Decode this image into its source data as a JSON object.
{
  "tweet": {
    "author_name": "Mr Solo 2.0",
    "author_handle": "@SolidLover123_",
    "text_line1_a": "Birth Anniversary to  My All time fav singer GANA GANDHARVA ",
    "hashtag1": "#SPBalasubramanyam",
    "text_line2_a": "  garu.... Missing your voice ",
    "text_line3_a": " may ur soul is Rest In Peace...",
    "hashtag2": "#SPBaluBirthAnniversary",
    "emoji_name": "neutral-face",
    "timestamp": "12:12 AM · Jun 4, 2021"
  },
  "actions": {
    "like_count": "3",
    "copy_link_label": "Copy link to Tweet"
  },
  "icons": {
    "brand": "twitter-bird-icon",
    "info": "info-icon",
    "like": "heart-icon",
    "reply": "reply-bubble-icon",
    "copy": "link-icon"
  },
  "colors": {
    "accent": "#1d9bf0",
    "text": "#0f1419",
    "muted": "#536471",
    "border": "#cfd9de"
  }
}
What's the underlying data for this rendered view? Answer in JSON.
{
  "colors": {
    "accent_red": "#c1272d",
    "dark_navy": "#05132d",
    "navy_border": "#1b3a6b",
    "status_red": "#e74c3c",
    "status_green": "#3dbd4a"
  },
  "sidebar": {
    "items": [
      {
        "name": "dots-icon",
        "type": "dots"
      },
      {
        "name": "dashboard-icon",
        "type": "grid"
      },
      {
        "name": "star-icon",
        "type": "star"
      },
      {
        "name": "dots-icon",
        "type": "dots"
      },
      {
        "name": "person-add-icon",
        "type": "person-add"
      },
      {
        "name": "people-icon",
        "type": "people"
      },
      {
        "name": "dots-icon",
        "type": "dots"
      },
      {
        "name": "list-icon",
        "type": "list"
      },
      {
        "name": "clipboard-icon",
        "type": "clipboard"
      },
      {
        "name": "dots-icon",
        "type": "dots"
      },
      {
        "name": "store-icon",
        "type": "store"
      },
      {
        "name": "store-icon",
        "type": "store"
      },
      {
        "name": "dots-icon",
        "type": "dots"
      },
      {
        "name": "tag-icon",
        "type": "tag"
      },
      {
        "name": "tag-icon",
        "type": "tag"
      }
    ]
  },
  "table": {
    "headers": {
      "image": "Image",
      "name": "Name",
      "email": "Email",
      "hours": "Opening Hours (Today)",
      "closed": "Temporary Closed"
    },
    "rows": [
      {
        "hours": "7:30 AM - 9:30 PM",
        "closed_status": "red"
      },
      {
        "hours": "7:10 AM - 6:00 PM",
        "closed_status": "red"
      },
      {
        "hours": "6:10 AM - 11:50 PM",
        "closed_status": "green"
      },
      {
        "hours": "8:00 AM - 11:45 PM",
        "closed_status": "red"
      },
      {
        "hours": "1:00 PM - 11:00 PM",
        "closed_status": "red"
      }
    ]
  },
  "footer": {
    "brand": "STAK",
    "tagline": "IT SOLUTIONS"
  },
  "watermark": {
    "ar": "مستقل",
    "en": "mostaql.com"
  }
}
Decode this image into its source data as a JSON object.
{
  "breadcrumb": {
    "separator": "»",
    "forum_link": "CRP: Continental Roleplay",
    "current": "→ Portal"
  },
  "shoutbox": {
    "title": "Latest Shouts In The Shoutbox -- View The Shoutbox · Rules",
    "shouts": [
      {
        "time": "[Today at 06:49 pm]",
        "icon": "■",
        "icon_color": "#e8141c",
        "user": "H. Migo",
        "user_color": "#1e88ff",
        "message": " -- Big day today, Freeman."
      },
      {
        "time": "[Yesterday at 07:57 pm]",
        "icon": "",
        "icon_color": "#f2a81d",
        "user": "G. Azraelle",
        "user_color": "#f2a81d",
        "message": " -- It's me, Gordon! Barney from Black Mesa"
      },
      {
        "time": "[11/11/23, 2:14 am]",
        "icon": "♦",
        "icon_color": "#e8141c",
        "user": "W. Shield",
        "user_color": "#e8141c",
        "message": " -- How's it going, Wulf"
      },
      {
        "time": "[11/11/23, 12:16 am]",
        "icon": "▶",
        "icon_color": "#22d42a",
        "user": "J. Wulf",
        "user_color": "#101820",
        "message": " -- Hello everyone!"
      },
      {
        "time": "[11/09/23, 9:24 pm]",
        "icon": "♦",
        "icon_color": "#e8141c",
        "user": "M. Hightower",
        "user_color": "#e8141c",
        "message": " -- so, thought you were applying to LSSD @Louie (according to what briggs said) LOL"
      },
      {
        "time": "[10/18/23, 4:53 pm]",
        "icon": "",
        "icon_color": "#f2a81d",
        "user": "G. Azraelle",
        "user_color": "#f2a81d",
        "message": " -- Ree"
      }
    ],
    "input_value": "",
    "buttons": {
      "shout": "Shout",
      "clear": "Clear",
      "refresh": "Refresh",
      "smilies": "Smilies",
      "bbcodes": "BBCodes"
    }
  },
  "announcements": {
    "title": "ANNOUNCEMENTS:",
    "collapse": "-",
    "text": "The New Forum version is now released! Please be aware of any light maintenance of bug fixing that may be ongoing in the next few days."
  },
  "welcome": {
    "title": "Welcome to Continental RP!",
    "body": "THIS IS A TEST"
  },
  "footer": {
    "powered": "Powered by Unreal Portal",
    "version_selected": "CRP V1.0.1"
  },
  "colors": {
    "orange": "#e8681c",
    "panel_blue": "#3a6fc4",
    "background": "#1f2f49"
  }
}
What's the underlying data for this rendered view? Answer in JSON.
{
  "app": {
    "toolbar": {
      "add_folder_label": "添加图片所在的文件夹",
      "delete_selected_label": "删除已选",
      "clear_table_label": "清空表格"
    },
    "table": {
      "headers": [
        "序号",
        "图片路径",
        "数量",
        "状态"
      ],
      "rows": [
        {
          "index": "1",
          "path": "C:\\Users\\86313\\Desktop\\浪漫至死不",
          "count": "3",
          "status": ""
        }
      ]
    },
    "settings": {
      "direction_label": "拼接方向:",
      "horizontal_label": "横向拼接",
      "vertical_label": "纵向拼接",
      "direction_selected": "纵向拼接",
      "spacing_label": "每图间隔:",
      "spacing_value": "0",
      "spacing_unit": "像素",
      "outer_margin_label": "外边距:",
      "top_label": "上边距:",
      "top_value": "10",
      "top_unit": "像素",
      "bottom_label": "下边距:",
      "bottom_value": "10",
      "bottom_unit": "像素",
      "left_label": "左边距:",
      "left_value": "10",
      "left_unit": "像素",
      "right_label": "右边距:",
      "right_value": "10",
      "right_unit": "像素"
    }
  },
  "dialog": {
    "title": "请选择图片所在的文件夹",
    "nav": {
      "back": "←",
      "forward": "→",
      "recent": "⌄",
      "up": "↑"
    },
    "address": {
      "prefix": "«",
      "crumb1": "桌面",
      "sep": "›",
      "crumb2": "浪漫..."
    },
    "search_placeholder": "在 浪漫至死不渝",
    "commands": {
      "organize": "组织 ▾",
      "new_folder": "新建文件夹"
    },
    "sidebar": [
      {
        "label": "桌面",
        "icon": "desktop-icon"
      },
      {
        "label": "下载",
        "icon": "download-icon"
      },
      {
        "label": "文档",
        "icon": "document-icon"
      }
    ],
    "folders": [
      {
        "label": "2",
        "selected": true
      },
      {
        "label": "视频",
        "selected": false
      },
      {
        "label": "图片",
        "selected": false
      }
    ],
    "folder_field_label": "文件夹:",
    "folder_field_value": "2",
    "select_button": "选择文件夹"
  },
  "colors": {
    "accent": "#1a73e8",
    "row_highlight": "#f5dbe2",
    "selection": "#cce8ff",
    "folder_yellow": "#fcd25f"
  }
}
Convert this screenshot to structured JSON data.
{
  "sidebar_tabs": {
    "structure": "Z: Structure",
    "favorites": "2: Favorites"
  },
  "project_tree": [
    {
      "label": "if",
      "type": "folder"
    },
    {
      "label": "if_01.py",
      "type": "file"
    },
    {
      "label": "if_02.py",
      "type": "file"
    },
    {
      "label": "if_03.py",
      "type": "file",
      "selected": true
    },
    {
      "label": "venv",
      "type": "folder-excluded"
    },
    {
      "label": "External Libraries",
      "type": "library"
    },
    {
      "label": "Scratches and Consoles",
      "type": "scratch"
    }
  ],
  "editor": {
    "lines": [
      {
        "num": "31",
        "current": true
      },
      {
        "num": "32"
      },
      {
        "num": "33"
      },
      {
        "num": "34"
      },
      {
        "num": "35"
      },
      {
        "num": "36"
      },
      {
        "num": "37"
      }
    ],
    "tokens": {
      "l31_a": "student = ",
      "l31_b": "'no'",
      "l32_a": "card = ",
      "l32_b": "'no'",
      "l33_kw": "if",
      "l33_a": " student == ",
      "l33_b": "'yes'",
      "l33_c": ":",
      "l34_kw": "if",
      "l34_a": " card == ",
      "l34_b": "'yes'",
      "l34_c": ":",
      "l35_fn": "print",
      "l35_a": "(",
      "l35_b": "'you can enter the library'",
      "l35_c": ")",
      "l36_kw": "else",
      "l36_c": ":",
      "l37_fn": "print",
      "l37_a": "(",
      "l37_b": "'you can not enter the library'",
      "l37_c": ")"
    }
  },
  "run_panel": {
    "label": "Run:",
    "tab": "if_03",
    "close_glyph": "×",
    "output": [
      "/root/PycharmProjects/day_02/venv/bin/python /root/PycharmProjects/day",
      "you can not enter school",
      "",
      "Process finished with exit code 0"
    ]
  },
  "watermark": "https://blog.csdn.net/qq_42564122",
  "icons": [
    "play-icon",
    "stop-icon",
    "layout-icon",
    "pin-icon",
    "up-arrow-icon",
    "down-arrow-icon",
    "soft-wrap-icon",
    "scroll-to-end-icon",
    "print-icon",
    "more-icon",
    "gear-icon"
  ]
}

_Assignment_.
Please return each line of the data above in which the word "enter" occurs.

_Task response_.
      "l35_b": "'you can enter the library'",
      "l37_b": "'you can not enter the library'",
      "you can not enter school",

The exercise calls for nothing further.